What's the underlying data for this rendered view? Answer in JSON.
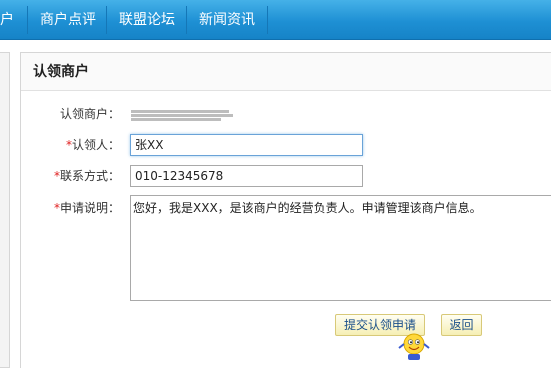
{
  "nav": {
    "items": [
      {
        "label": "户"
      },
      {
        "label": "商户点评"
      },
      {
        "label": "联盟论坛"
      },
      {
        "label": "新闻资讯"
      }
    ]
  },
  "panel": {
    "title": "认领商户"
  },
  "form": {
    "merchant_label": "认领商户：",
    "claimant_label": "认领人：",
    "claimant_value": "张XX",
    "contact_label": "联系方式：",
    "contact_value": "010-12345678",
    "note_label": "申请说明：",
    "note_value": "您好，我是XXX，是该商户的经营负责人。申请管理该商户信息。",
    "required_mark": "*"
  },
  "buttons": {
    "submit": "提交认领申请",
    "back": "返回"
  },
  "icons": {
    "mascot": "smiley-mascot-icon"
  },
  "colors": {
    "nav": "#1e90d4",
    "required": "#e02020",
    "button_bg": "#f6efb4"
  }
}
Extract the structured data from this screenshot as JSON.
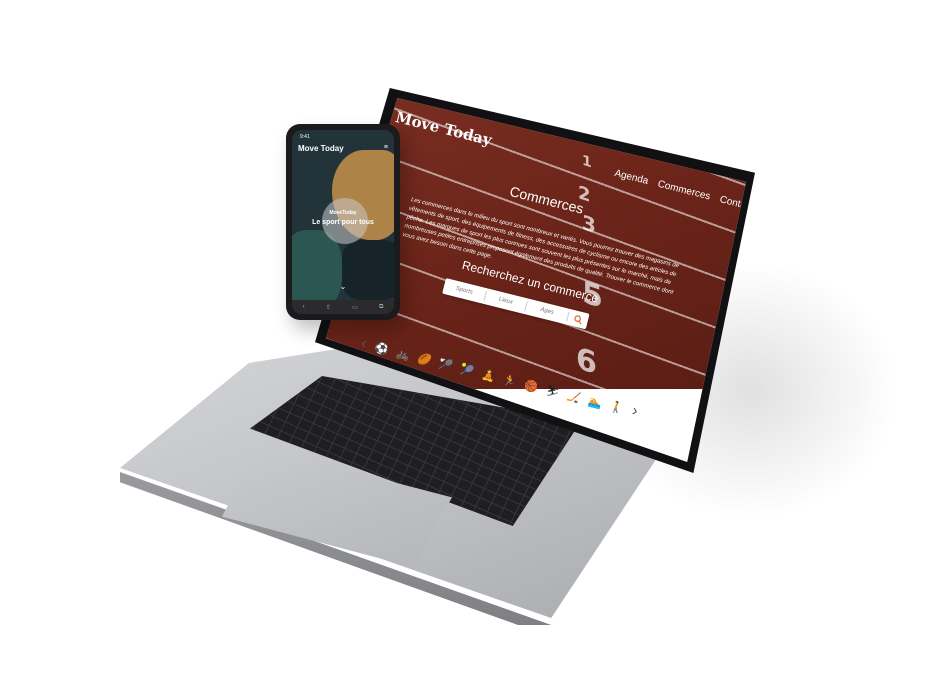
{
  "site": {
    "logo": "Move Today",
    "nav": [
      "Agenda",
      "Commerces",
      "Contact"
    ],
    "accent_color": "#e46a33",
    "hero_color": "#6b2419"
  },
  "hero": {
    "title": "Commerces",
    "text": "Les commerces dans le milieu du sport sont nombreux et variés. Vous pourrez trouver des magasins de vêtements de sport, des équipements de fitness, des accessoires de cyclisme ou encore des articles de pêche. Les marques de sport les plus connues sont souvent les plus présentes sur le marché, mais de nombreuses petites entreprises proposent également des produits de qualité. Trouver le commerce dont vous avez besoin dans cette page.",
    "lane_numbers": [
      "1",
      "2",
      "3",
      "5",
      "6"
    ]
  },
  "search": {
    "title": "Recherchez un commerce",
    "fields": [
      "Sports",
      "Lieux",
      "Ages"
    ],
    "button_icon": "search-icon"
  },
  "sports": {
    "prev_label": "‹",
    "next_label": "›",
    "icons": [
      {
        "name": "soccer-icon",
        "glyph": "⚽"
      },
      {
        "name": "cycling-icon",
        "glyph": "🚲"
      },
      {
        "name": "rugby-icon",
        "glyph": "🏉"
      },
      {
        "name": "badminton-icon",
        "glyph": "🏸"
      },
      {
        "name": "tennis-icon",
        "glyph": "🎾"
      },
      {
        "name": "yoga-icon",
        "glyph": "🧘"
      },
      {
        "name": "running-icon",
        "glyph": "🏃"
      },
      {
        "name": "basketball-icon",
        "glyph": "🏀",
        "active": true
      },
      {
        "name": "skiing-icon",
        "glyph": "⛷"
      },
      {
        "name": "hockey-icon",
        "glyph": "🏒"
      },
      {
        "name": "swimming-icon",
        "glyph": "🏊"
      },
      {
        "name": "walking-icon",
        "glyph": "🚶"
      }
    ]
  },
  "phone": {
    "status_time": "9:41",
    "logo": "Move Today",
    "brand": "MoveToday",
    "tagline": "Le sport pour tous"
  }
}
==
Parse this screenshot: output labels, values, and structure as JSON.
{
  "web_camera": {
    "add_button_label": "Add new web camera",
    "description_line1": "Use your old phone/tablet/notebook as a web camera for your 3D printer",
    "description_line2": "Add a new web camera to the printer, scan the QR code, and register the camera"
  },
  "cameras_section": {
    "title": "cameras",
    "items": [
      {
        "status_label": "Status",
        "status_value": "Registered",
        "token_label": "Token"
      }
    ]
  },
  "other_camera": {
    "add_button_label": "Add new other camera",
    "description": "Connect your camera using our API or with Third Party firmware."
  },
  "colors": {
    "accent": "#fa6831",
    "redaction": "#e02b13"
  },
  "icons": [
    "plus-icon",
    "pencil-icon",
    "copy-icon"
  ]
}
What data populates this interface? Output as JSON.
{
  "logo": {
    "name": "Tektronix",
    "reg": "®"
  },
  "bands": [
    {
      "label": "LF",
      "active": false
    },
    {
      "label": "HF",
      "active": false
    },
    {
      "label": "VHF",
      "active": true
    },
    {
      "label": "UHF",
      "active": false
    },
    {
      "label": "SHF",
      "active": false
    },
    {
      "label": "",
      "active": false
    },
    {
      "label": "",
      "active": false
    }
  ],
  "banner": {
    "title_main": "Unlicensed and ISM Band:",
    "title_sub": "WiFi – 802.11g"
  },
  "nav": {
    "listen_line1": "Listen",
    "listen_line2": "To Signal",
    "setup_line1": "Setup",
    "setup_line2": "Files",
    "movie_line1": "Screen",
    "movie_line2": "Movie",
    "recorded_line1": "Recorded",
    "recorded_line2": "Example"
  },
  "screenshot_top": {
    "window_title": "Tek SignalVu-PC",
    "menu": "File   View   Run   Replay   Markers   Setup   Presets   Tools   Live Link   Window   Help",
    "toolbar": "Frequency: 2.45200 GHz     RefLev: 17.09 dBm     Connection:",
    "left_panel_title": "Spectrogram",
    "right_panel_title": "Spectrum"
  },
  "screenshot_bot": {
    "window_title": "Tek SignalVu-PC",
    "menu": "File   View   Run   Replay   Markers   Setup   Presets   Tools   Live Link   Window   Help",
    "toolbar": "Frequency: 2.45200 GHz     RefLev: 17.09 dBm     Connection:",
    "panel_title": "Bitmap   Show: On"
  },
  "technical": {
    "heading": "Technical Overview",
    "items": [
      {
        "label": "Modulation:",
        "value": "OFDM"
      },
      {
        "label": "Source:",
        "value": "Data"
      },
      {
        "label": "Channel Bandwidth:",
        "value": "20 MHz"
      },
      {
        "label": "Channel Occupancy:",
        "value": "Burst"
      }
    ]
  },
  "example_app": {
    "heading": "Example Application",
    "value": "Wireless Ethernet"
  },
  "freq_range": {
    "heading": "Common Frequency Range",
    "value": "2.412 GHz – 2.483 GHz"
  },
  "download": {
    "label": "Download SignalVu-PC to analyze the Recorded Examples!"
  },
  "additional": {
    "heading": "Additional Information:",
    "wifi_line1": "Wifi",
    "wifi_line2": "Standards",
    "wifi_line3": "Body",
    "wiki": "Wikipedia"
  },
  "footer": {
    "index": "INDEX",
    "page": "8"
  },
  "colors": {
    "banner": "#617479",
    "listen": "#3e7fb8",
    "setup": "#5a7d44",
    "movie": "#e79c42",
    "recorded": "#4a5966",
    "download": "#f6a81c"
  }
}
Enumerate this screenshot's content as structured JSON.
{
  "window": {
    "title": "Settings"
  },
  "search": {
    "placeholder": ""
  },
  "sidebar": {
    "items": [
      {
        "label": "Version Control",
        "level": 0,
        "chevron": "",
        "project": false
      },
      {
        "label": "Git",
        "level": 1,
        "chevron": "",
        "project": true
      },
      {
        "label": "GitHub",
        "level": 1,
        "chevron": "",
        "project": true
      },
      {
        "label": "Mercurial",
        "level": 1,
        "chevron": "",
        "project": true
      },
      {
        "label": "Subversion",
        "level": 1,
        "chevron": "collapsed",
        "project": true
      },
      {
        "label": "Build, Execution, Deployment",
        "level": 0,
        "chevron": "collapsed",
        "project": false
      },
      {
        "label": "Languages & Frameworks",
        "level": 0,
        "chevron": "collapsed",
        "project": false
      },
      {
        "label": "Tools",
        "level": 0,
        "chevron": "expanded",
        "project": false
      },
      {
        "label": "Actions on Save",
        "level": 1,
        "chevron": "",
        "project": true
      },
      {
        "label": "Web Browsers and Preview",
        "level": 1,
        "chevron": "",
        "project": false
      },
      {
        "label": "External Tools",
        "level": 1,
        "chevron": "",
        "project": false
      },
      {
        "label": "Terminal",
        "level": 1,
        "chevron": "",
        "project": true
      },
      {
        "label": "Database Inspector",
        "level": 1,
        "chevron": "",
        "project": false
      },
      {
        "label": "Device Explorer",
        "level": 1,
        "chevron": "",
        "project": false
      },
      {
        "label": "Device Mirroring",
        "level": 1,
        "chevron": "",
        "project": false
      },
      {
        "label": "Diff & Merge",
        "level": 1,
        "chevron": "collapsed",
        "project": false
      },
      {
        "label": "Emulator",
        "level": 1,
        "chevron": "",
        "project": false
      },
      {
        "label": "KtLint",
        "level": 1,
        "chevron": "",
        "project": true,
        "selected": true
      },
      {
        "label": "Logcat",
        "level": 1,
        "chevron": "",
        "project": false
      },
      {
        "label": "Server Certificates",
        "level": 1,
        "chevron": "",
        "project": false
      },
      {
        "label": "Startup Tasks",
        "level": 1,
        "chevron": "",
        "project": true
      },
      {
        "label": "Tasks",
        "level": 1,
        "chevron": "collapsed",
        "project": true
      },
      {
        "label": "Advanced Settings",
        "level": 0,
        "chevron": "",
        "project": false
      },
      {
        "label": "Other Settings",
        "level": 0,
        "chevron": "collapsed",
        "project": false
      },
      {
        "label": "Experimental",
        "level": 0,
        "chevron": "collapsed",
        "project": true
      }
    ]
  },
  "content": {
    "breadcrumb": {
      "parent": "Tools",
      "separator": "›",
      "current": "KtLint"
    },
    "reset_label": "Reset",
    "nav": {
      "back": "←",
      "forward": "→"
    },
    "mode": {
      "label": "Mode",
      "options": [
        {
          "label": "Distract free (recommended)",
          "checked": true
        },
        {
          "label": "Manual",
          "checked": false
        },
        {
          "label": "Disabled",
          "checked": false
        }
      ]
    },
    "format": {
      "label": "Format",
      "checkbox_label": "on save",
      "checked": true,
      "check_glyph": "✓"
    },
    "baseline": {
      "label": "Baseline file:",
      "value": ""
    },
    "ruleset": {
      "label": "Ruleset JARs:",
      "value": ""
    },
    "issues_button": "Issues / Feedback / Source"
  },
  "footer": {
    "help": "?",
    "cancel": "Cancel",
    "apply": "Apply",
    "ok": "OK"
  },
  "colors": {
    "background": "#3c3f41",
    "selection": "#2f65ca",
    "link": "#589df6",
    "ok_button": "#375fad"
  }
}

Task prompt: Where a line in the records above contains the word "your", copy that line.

Answer:
    "description_line1": "Use your old phone/tablet/notebook as a web camera for your 3D printer",
    "description": "Connect your camera using our API or with Third Party firmware."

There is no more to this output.